*Work order*
Output the entries underneath exactly as they are.

Segment Open

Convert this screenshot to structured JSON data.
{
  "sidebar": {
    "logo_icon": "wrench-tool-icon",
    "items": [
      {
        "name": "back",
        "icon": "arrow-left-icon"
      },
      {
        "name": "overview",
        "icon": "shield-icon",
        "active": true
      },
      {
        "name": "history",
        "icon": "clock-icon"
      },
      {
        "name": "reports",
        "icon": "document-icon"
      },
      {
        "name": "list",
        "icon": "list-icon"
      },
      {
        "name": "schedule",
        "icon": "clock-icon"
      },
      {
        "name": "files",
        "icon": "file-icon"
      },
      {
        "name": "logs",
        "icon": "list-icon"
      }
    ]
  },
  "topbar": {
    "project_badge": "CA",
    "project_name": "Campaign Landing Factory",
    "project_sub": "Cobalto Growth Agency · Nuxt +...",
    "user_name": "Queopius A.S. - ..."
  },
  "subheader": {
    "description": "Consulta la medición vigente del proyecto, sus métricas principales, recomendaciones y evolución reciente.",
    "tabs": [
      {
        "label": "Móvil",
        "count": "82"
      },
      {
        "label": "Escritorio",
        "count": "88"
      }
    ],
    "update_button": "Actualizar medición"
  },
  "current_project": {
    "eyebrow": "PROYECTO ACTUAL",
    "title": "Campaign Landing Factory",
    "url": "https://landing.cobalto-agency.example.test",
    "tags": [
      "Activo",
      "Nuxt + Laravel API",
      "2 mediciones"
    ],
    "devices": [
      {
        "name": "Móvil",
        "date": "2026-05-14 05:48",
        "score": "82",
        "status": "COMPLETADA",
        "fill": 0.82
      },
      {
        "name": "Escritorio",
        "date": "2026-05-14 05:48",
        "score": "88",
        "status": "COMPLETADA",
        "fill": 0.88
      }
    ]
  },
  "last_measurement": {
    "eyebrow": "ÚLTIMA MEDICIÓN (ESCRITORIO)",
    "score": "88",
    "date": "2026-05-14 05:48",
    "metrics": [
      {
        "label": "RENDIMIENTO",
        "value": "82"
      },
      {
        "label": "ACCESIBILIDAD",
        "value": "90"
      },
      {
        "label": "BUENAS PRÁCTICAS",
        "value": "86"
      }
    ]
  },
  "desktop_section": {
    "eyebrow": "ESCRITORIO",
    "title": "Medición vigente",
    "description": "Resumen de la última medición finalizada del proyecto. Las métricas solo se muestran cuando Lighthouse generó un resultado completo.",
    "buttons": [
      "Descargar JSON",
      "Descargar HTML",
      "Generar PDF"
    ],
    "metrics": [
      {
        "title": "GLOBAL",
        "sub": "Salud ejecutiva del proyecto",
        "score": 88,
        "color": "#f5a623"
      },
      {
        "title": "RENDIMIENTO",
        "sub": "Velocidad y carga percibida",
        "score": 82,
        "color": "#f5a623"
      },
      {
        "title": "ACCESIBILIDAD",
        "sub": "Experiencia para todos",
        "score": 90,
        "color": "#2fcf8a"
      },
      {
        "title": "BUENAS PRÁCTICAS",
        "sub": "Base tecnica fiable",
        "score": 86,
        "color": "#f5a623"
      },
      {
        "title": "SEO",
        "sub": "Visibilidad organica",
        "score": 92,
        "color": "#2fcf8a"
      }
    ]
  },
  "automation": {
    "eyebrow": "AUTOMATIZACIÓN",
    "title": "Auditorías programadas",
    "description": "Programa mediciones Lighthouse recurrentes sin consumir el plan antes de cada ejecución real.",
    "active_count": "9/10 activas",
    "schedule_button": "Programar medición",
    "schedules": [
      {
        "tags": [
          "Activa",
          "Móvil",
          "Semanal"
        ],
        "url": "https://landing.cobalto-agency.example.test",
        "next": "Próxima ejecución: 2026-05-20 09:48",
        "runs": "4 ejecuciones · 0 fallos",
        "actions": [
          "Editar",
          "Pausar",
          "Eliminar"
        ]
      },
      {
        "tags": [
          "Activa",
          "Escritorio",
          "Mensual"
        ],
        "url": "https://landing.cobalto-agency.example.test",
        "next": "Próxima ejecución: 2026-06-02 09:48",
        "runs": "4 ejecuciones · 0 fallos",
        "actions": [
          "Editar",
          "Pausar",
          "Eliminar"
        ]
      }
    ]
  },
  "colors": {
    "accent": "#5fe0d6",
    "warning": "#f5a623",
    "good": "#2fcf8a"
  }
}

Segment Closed

*Answer for the task*
Convert this screenshot to structured JSON data.
{
  "sidebar": {
    "logo_icon": "wrench-tool-icon",
    "items": [
      {
        "name": "back",
        "icon": "arrow-left-icon"
      },
      {
        "name": "overview",
        "icon": "shield-icon",
        "active": true
      },
      {
        "name": "history",
        "icon": "clock-icon"
      },
      {
        "name": "reports",
        "icon": "document-icon"
      },
      {
        "name": "list",
        "icon": "list-icon"
      },
      {
        "name": "schedule",
        "icon": "clock-icon"
      },
      {
        "name": "files",
        "icon": "file-icon"
      },
      {
        "name": "logs",
        "icon": "list-icon"
      }
    ]
  },
  "topbar": {
    "project_badge": "CA",
    "project_name": "Campaign Landing Factory",
    "project_sub": "Cobalto Growth Agency · Nuxt +...",
    "user_name": "Queopius A.S. - ..."
  },
  "subheader": {
    "description": "Consulta la medición vigente del proyecto, sus métricas principales, recomendaciones y evolución reciente.",
    "tabs": [
      {
        "label": "Móvil",
        "count": "82"
      },
      {
        "label": "Escritorio",
        "count": "88"
      }
    ],
    "update_button": "Actualizar medición"
  },
  "current_project": {
    "eyebrow": "PROYECTO ACTUAL",
    "title": "Campaign Landing Factory",
    "url": "https://landing.cobalto-agency.example.test",
    "tags": [
      "Activo",
      "Nuxt + Laravel API",
      "2 mediciones"
    ],
    "devices": [
      {
        "name": "Móvil",
        "date": "2026-05-14 05:48",
        "score": "82",
        "status": "COMPLETADA",
        "fill": 0.82
      },
      {
        "name": "Escritorio",
        "date": "2026-05-14 05:48",
        "score": "88",
        "status": "COMPLETADA",
        "fill": 0.88
      }
    ]
  },
  "last_measurement": {
    "eyebrow": "ÚLTIMA MEDICIÓN (ESCRITORIO)",
    "score": "88",
    "date": "2026-05-14 05:48",
    "metrics": [
      {
        "label": "RENDIMIENTO",
        "value": "82"
      },
      {
        "label": "ACCESIBILIDAD",
        "value": "90"
      },
      {
        "label": "BUENAS PRÁCTICAS",
        "value": "86"
      }
    ]
  },
  "desktop_section": {
    "eyebrow": "ESCRITORIO",
    "title": "Medición vigente",
    "description": "Resumen de la última medición finalizada del proyecto. Las métricas solo se muestran cuando Lighthouse generó un resultado completo.",
    "buttons": [
      "Descargar JSON",
      "Descargar HTML",
      "Generar PDF"
    ],
    "metrics": [
      {
        "title": "GLOBAL",
        "sub": "Salud ejecutiva del proyecto",
        "score": 88,
        "color": "#f5a623"
      },
      {
        "title": "RENDIMIENTO",
        "sub": "Velocidad y carga percibida",
        "score": 82,
        "color": "#f5a623"
      },
      {
        "title": "ACCESIBILIDAD",
        "sub": "Experiencia para todos",
        "score": 90,
        "color": "#2fcf8a"
      },
      {
        "title": "BUENAS PRÁCTICAS",
        "sub": "Base tecnica fiable",
        "score": 86,
        "color": "#f5a623"
      },
      {
        "title": "SEO",
        "sub": "Visibilidad organica",
        "score": 92,
        "color": "#2fcf8a"
      }
    ]
  },
  "automation": {
    "eyebrow": "AUTOMATIZACIÓN",
    "title": "Auditorías programadas",
    "description": "Programa mediciones Lighthouse recurrentes sin consumir el plan antes de cada ejecución real.",
    "active_count": "9/10 activas",
    "schedule_button": "Programar medición",
    "schedules": [
      {
        "tags": [
          "Activa",
          "Móvil",
          "Semanal"
        ],
        "url": "https://landing.cobalto-agency.example.test",
        "next": "Próxima ejecución: 2026-05-20 09:48",
        "runs": "4 ejecuciones · 0 fallos",
        "actions": [
          "Editar",
          "Pausar",
          "Eliminar"
        ]
      },
      {
        "tags": [
          "Activa",
          "Escritorio",
          "Mensual"
        ],
        "url": "https://landing.cobalto-agency.example.test",
        "next": "Próxima ejecución: 2026-06-02 09:48",
        "runs": "4 ejecuciones · 0 fallos",
        "actions": [
          "Editar",
          "Pausar",
          "Eliminar"
        ]
      }
    ]
  },
  "colors": {
    "accent": "#5fe0d6",
    "warning": "#f5a623",
    "good": "#2fcf8a"
  }
}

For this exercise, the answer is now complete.